Jaeger-LeCoultre has recently built what is unquestionably the most technically sophisticated musical watch in the world. But there is a catch: One cannot buy the watch on its own. The Jaeger-LeCoultre Hybris Mechanica Grande Sonnerie (800.552.8463, www.jaegerlecoultre.com) is sold with the company’s other two most complicated watches, the Gyrotourbillon and Reverso a Triptyque, as a roughly $2.5 million set of three. However, this fact should by no means diminish one’s appreciation of the engineering achievement inherent in the Grande Sonnerie.

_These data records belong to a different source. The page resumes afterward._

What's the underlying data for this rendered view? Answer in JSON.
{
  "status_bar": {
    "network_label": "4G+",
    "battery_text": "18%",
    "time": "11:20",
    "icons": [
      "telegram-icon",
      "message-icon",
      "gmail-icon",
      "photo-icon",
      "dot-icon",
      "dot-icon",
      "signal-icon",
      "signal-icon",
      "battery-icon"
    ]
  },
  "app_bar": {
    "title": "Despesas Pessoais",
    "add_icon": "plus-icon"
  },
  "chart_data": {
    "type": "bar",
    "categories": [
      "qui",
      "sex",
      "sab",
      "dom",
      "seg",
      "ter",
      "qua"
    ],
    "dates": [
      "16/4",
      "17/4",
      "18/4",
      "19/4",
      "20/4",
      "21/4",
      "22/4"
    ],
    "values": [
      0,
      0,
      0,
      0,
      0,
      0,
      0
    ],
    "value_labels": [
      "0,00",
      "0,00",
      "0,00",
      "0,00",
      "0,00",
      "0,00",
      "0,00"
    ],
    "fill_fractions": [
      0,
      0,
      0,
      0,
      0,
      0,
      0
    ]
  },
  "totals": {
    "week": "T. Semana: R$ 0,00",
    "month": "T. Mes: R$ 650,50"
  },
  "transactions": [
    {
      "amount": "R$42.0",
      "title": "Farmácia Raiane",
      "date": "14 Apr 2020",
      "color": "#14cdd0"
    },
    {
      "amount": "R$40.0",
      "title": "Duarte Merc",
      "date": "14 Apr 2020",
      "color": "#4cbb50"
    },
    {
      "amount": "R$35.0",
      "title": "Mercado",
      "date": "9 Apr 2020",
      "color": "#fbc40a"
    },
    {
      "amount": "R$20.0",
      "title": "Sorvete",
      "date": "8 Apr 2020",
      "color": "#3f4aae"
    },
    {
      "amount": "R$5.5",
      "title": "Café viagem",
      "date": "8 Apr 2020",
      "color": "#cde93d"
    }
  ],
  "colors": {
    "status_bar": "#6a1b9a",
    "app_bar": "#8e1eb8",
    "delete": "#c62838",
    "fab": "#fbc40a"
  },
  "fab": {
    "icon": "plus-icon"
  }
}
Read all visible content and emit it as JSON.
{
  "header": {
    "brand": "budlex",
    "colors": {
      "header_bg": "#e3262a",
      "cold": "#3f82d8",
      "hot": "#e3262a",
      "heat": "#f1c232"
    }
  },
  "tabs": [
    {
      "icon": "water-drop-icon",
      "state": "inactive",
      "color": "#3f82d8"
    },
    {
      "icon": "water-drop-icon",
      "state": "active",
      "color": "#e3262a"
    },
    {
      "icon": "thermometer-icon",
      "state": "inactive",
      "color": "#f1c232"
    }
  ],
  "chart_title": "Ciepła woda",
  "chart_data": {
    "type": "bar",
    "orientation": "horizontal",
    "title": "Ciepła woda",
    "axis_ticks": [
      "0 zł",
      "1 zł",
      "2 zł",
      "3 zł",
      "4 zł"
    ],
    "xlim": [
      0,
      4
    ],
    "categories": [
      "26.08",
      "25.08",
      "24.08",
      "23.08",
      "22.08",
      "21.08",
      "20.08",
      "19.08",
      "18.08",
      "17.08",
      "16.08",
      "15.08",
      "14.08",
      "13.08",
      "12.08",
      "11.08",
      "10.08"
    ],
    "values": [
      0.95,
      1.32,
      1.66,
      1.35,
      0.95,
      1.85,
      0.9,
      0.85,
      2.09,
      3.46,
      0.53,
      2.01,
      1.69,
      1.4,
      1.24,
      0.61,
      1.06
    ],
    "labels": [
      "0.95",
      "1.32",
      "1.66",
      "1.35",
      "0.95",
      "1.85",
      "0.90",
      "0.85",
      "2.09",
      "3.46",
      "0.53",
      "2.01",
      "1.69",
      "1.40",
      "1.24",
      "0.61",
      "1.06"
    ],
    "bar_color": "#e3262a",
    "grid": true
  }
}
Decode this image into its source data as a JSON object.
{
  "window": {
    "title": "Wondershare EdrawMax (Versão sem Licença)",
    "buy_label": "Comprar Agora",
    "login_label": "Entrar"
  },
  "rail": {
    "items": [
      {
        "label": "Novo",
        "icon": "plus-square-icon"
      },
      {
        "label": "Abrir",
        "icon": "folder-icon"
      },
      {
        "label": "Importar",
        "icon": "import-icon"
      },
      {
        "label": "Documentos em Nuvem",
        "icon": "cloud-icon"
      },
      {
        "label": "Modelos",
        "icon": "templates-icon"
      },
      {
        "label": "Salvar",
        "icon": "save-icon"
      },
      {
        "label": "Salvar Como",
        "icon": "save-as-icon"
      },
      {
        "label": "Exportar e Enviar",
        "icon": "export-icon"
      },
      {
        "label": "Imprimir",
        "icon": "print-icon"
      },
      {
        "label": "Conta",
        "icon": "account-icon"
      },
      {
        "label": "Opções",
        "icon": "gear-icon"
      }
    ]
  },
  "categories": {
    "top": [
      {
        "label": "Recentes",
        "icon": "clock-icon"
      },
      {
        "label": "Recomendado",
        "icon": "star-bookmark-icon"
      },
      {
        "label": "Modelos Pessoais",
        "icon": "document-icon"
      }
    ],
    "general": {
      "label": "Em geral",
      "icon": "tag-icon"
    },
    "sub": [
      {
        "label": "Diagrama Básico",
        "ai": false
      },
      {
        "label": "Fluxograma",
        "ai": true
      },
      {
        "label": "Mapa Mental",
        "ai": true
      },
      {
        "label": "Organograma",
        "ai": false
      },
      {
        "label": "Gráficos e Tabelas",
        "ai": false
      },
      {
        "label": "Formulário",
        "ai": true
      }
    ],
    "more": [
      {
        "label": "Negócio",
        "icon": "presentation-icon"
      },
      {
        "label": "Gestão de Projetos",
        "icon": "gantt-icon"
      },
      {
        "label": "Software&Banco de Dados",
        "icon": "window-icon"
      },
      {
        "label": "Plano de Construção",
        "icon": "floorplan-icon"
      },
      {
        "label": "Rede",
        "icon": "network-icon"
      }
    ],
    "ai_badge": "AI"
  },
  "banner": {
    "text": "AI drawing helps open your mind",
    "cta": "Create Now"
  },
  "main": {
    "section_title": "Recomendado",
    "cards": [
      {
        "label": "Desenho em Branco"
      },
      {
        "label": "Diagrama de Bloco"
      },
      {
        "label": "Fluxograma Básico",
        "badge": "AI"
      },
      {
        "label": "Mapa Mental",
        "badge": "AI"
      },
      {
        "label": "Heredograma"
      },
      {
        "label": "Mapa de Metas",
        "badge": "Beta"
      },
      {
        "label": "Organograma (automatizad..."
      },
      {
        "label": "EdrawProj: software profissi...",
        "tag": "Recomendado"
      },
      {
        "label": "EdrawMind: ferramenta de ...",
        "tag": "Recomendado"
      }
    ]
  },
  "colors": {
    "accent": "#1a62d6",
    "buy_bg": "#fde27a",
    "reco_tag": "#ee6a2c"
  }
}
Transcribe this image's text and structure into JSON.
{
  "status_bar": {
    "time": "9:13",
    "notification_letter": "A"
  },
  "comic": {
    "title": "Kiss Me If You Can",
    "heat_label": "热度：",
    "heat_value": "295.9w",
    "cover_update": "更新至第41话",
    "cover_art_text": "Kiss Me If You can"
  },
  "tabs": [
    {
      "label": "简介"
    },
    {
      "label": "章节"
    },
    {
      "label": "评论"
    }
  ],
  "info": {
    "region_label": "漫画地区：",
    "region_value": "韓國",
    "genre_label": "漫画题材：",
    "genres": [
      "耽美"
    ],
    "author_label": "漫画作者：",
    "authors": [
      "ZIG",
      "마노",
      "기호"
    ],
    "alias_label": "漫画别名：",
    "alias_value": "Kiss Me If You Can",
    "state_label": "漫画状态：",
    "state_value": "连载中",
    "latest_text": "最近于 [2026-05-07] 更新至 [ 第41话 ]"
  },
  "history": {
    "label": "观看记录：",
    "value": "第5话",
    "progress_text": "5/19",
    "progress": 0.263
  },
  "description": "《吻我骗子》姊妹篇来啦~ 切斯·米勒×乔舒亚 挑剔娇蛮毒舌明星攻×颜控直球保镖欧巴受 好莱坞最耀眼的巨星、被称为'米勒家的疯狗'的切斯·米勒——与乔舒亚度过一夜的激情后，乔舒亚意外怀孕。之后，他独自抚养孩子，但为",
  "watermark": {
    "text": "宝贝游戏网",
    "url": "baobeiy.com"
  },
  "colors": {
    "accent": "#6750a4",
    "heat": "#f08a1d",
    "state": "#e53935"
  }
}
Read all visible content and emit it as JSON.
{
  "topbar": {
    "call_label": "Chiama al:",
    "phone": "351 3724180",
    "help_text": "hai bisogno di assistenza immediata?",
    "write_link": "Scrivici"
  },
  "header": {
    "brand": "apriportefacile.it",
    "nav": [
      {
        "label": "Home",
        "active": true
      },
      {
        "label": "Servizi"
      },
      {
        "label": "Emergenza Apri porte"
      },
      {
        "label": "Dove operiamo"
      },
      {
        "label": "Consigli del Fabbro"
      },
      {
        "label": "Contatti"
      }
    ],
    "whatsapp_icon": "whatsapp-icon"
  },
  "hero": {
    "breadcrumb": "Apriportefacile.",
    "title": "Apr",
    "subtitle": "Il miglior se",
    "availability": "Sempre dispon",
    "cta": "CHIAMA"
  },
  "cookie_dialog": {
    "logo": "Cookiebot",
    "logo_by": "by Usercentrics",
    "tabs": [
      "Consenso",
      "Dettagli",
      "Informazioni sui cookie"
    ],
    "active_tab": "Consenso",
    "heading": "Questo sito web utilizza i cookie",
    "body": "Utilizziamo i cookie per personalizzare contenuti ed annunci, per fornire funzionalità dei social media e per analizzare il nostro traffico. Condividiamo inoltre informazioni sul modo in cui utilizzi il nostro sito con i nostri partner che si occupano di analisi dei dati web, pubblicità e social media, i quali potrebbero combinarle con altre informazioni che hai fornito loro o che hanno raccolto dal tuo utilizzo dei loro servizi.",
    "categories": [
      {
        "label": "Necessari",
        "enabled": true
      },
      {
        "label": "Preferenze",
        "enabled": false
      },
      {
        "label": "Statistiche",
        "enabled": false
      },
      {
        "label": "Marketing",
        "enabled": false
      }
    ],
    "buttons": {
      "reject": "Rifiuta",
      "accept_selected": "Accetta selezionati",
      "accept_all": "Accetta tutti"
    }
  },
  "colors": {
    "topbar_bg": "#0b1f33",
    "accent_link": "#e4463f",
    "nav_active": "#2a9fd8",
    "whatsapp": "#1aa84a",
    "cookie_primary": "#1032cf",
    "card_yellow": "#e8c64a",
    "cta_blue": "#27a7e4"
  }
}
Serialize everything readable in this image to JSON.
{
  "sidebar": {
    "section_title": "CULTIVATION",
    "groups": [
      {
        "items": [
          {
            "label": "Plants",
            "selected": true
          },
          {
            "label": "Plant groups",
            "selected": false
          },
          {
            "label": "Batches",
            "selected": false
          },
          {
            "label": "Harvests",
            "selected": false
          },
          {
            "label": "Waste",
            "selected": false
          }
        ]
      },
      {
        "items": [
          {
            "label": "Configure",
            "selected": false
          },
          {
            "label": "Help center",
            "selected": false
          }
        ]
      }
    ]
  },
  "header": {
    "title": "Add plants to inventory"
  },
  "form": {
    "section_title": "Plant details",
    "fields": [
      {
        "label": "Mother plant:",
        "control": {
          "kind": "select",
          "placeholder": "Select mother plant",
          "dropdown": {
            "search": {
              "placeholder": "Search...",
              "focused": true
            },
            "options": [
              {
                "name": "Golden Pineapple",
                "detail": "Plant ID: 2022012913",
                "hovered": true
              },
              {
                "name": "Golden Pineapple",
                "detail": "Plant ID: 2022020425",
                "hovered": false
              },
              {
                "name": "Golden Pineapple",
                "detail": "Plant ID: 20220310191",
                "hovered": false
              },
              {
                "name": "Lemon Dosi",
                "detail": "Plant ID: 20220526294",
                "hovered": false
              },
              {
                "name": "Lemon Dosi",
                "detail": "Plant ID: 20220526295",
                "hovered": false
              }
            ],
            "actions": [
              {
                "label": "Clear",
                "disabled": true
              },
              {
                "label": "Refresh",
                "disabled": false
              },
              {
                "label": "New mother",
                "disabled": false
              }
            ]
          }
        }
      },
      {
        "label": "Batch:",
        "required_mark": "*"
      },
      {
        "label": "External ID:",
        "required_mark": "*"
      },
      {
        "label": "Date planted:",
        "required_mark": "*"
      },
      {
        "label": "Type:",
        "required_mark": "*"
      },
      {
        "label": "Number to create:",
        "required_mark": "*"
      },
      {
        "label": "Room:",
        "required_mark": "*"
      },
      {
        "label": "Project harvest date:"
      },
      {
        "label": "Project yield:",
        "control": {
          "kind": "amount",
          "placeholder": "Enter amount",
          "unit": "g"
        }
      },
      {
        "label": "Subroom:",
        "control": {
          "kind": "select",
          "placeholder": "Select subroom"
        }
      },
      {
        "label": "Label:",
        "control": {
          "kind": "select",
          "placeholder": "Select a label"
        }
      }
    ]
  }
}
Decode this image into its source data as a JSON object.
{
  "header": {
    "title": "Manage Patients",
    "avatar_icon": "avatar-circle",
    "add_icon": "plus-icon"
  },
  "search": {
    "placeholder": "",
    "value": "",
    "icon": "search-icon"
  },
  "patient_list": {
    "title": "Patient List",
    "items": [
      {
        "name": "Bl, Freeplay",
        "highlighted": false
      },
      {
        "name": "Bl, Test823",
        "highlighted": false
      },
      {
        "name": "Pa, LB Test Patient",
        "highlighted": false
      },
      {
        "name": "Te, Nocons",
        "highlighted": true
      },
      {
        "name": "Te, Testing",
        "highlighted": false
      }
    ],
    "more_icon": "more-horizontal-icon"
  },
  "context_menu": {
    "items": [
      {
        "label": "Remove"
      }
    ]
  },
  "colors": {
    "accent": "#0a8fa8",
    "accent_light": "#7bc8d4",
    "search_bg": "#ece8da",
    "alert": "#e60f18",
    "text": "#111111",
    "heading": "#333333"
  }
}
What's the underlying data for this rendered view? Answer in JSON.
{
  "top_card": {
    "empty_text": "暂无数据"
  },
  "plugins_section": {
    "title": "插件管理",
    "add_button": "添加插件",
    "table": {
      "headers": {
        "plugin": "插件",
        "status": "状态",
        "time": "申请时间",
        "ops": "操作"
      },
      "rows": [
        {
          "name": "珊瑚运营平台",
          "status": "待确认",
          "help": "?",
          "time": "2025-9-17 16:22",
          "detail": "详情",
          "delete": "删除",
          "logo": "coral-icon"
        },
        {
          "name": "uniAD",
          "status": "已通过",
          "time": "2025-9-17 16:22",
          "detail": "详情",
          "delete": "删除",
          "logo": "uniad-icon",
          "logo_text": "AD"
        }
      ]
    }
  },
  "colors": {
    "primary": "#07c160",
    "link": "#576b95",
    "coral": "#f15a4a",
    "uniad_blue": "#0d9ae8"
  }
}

The 1,300-part timepiece rings as a minute repeater and as petite and grande sonneries with Westminster chime. The company has even added extra notes to this familiar cathedral-like peal. Hardened students of mechanics will appreciate the way designer David Candaux has organized the transmission of energy and memory of the time set for the musical functions through imaginative new assemblies, such as the stack of 18 cams that the company has informally dubbed the “infernal tower.” Other features, such as articulated hammers and new gong shapes, represent solid advances in the centuries-old art of making musical watches that Jaeger-LeCoultre’s competitors will likely try to emulate.